This is called the parable of the ten virgins. It is only recorded here and is a continuation of Jesus' discourse in Mt 24 about the events that will take place on earth during the time of the Great Tribulation just prior to His second coming. We need to read at least part of that discourse to better understand what Christ is teaching here because this parable has been used down through the ages to teach many different things in the contemporary church (CP Mt 24:27-51). There are three parables included in those scriptures, all pertaining to the uncertainty of the time of Christ's return: the parable of the fig tree in V32-33, the parable of the goodman of the house in V43-44, and the parable of the faithful and wise servant in V45-51. The core teaching in all of them is faithfulness, preparedness and watchfulness in view of the second coming of Christ, and the same teaching applies to the parable of the ten virgins (CP also Mk 13:28-37; Lu 12:35-48). It needs to be restated here that the church is not in view in any of these teachings - it is raptured, or caught up to heaven before the emergence of Antichrist and the onset of the Great Tribulation (CP Ro 5:8-9; Eph 5:1-7; 1Th 4:13-18; 2Th 2:79; Rev 3:10). But by way of application the teachings in both Mt 24 and Mt 25 are relevant to all believers in any age until Jesus comes back, whether in the air to rapture the church, or on land to defeat Antichrist.

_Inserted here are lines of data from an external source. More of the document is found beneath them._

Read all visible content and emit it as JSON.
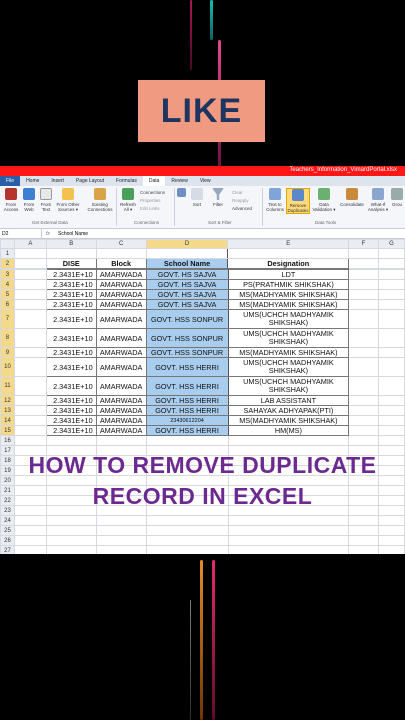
{
  "overlay": {
    "like": "LIKE",
    "line1": "HOW TO REMOVE DUPLICATE",
    "line2": "RECORD IN EXCEL"
  },
  "window": {
    "title": "Teachers_Information_VimardPortal.xlsx"
  },
  "menu": [
    "File",
    "Home",
    "Insert",
    "Page Layout",
    "Formulas",
    "Data",
    "Review",
    "View"
  ],
  "ribbon": {
    "from_access": "From\nAccess",
    "from_web": "From\nWeb",
    "from_text": "From\nText",
    "from_other": "From Other\nSources ▾",
    "existing": "Existing\nConnections",
    "refresh": "Refresh\nAll ▾",
    "connections": "Connections",
    "properties": "Properties",
    "edit_links": "Edit Links",
    "sort": "Sort",
    "filter": "Filter",
    "clear": "Clear",
    "reapply": "Reapply",
    "advanced": "Advanced",
    "text_to_columns": "Text to\nColumns",
    "remove_duplicates": "Remove\nDuplicates",
    "data_validation": "Data\nValidation ▾",
    "consolidate": "Consolidate",
    "what_if": "What-If\nAnalysis ▾",
    "group": "Grou",
    "group_external": "Get External Data",
    "group_connections": "Connections",
    "group_sort": "Sort & Filter",
    "group_tools": "Data Tools"
  },
  "formula_bar": {
    "name_box": "D2",
    "fx": "fx",
    "value": "School Name"
  },
  "columns": [
    "A",
    "B",
    "C",
    "D",
    "E",
    "F",
    "G"
  ],
  "header_row": {
    "dise": "DISE",
    "block": "Block",
    "school": "School Name",
    "designation": "Designation"
  },
  "rows": [
    {
      "n": "3",
      "dise": "2.3431E+10",
      "block": "AMARWADA",
      "school": "GOVT. HS SAJVA",
      "des": "LDT"
    },
    {
      "n": "4",
      "dise": "2.3431E+10",
      "block": "AMARWADA",
      "school": "GOVT. HS SAJVA",
      "des": "PS(PRATHMIK SHIKSHAK)"
    },
    {
      "n": "5",
      "dise": "2.3431E+10",
      "block": "AMARWADA",
      "school": "GOVT. HS SAJVA",
      "des": "MS(MADHYAMIK SHIKSHAK)"
    },
    {
      "n": "6",
      "dise": "2.3431E+10",
      "block": "AMARWADA",
      "school": "GOVT. HS SAJVA",
      "des": "MS(MADHYAMIK SHIKSHAK)"
    },
    {
      "n": "7",
      "dise": "2.3431E+10",
      "block": "AMARWADA",
      "school": "GOVT. HSS SONPUR",
      "des": "UMS(UCHCH MADHYAMIK SHIKSHAK)"
    },
    {
      "n": "8",
      "dise": "2.3431E+10",
      "block": "AMARWADA",
      "school": "GOVT. HSS SONPUR",
      "des": "UMS(UCHCH MADHYAMIK SHIKSHAK)"
    },
    {
      "n": "9",
      "dise": "2.3431E+10",
      "block": "AMARWADA",
      "school": "GOVT. HSS SONPUR",
      "des": "MS(MADHYAMIK SHIKSHAK)"
    },
    {
      "n": "10",
      "dise": "2.3431E+10",
      "block": "AMARWADA",
      "school": "GOVT. HSS HERRI",
      "des": "UMS(UCHCH MADHYAMIK SHIKSHAK)"
    },
    {
      "n": "11",
      "dise": "2.3431E+10",
      "block": "AMARWADA",
      "school": "GOVT. HSS HERRI",
      "des": "UMS(UCHCH MADHYAMIK SHIKSHAK)"
    },
    {
      "n": "12",
      "dise": "2.3431E+10",
      "block": "AMARWADA",
      "school": "GOVT. HSS HERRI",
      "des": "LAB ASSISTANT"
    },
    {
      "n": "13",
      "dise": "2.3431E+10",
      "block": "AMARWADA",
      "school": "GOVT. HSS HERRI",
      "des": "SAHAYAK ADHYAPAK(PTI)"
    },
    {
      "n": "14",
      "dise": "2.3431E+10",
      "block": "AMARWADA",
      "school": "23430612204",
      "des": "MS(MADHYAMIK SHIKSHAK)"
    },
    {
      "n": "15",
      "dise": "2.3431E+10",
      "block": "AMARWADA",
      "school": "GOVT. HSS HERRI",
      "des": "HM(MS)"
    }
  ],
  "empty_rows": [
    "16",
    "17",
    "18",
    "19",
    "20",
    "21",
    "22",
    "23",
    "24",
    "25",
    "26",
    "27",
    "28",
    "29",
    "30",
    "31",
    "32",
    "33",
    "34"
  ],
  "colors": {
    "title_red": "#ff1616",
    "like_bg": "#f09a82",
    "like_text": "#1e3560",
    "overlay_text": "#6c2a91",
    "selection_blue": "#a9cdee"
  }
}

The bridegroom's response to the foolish virgins' knocking on the door echoes what Jesus also teaches in Mt 7:21-27 (CP Mt 7:21 -27). Not everyone who calls Jesus Lord will enter into the eternal kingdom of heaven - only those who have prepared themselves for His return. The kingdom will not be open to those who profess to belong to Christ but have no divine resources within.
Was this article helpful?